The page that appears will provide information about your device, including information you'll need in the next step, including your device's IP address, and the ID and version number of the Hugging Face TinyBERT (AMD) model deployed to your device.

Device detail page

Device detail page

Run an inference against your model

Now that the model is up and running, you can run your first inference against the model. At this point, it is accessible via REST or gRPC APIs. Follow a few simple steps to run an inference using Modzy Core's Inference API

  • Create and activate a python environment on your local machine
  • Pip install the Modzy's Python SDK in your Python environment: pip install modzy-sdk>=11.3.0
  • Make sure you (1) know the IP address of your edge device, and (2) can access that IP address from your Python environment
  • Know the model identifier and version number of the TinyBERT model deployed to your Modzy instance.
  • Copy the sample inference script below and save it to your local Python environment as
  • Replace the MODEL_ID, MODEL_VERSION, and DEVICE_IP_ADDRESS variables with your model's identifier and version in Modzy and your edge device's IP address (lines 7-9).
  • Run the following command from your terminal python3
import json

import modzy
from modzy.edge import InputSource
from modzy.edge.proto.inferences.api.v1.inferences_pb2 import Inference

MODEL_ID = "<insert-model-id>"
MODEL_VERSION = "<insert-model-version>"
DEVICE_IP_ADDRESS = "<insert-device-ip-address>"

client = modzy.EdgeClient(DEVICE_IP_ADDRESS, 55000)

text_bytes = "Modzy Edge is super fun!".encode()
input_obj = InputSource(

inference: Inference =, MODEL_VERSION, [input_obj])
    result = inference.result
    outputs = result.outputs
    output = outputs["results.json"]
    output_bytes =
    obj = json.loads(output_bytes)
    obj_formatted = json.dumps(obj, indent=4)
except Exception as e:

Stop model

Now that you have successfully deployed, spun up, and run inference against your model on your edge device, you can stop this model at any time by simply killing the Modzy Core process you spun up with the ./modzy-core server command.

To do so, simply navigate to this terminal and type Ctrl + c on your keyboard.
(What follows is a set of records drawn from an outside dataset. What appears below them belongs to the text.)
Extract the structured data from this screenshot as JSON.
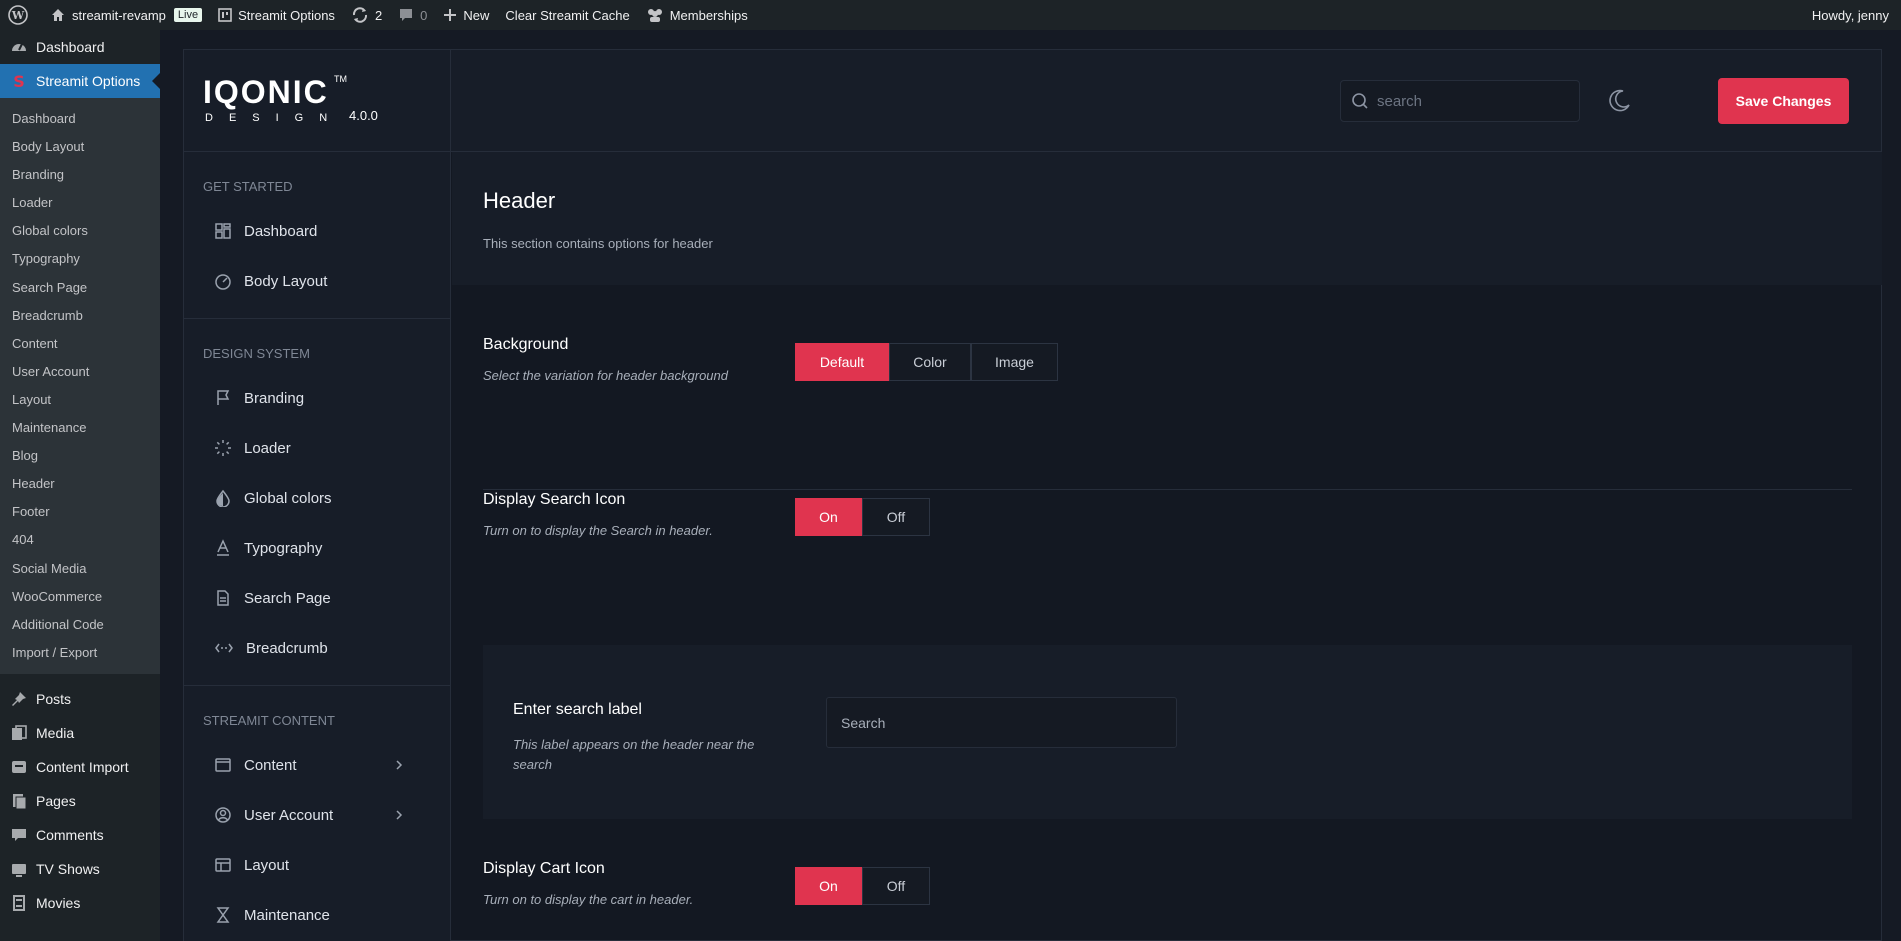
{
  "adminbar": {
    "site_name": "streamit-revamp",
    "live_badge": "Live",
    "plugin_link": "Streamit Options",
    "updates_count": "2",
    "comments_count": "0",
    "new_label": "New",
    "clear_cache": "Clear Streamit Cache",
    "memberships": "Memberships",
    "greeting": "Howdy, jenny"
  },
  "wpmenu": {
    "dashboard": "Dashboard",
    "active": "Streamit Options",
    "submenu": [
      "Dashboard",
      "Body Layout",
      "Branding",
      "Loader",
      "Global colors",
      "Typography",
      "Search Page",
      "Breadcrumb",
      "Content",
      "User Account",
      "Layout",
      "Maintenance",
      "Blog",
      "Header",
      "Footer",
      "404",
      "Social Media",
      "WooCommerce",
      "Additional Code",
      "Import / Export"
    ],
    "lower": [
      "Posts",
      "Media",
      "Content Import",
      "Pages",
      "Comments",
      "TV Shows",
      "Movies"
    ]
  },
  "logo": {
    "word": "IQONIC",
    "tm": "TM",
    "sub": "DESIGN",
    "version": "4.0.0"
  },
  "topbar": {
    "search_placeholder": "search",
    "save_label": "Save Changes"
  },
  "sidenav": {
    "groups": [
      {
        "title": "GET STARTED",
        "items": [
          "Dashboard",
          "Body Layout"
        ]
      },
      {
        "title": "DESIGN SYSTEM",
        "items": [
          "Branding",
          "Loader",
          "Global colors",
          "Typography",
          "Search Page",
          "Breadcrumb"
        ]
      },
      {
        "title": "STREAMIT CONTENT",
        "items": [
          "Content",
          "User Account",
          "Layout",
          "Maintenance"
        ]
      }
    ]
  },
  "section": {
    "title": "Header",
    "description": "This section contains options for header"
  },
  "options": {
    "background": {
      "title": "Background",
      "description": "Select the variation for header background",
      "choices": [
        "Default",
        "Color",
        "Image"
      ],
      "selected": "Default"
    },
    "search_icon": {
      "title": "Display Search Icon",
      "description": "Turn on to display the Search in header.",
      "on": "On",
      "off": "Off",
      "selected": "On"
    },
    "search_label": {
      "title": "Enter search label",
      "description": "This label appears on the header near the search",
      "value": "Search"
    },
    "cart_icon": {
      "title": "Display Cart Icon",
      "description": "Turn on to display the cart in header.",
      "on": "On",
      "off": "Off",
      "selected": "On"
    }
  },
  "colors": {
    "accent": "#e0344f",
    "wp_active": "#2271b1"
  }
}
This should cleanly kill all Modzy Core processes running, which in turn removes all containers. Run the following command to verify your model container(s) have been removed.

docker ps -a

If this command results in an empty list of containers, you are good to go! If not, clean up any remaining containers by copying the ID of the container(s) and typing the following in your terminal.

docker rm -f <insert-container-id-1> <insert-container-id-2> <insert-container-id-...>

Restart model

And whenever you are ready to spin up your model and submit more inferences, you can simply resume the process with the following command:

./modzy-core server --resume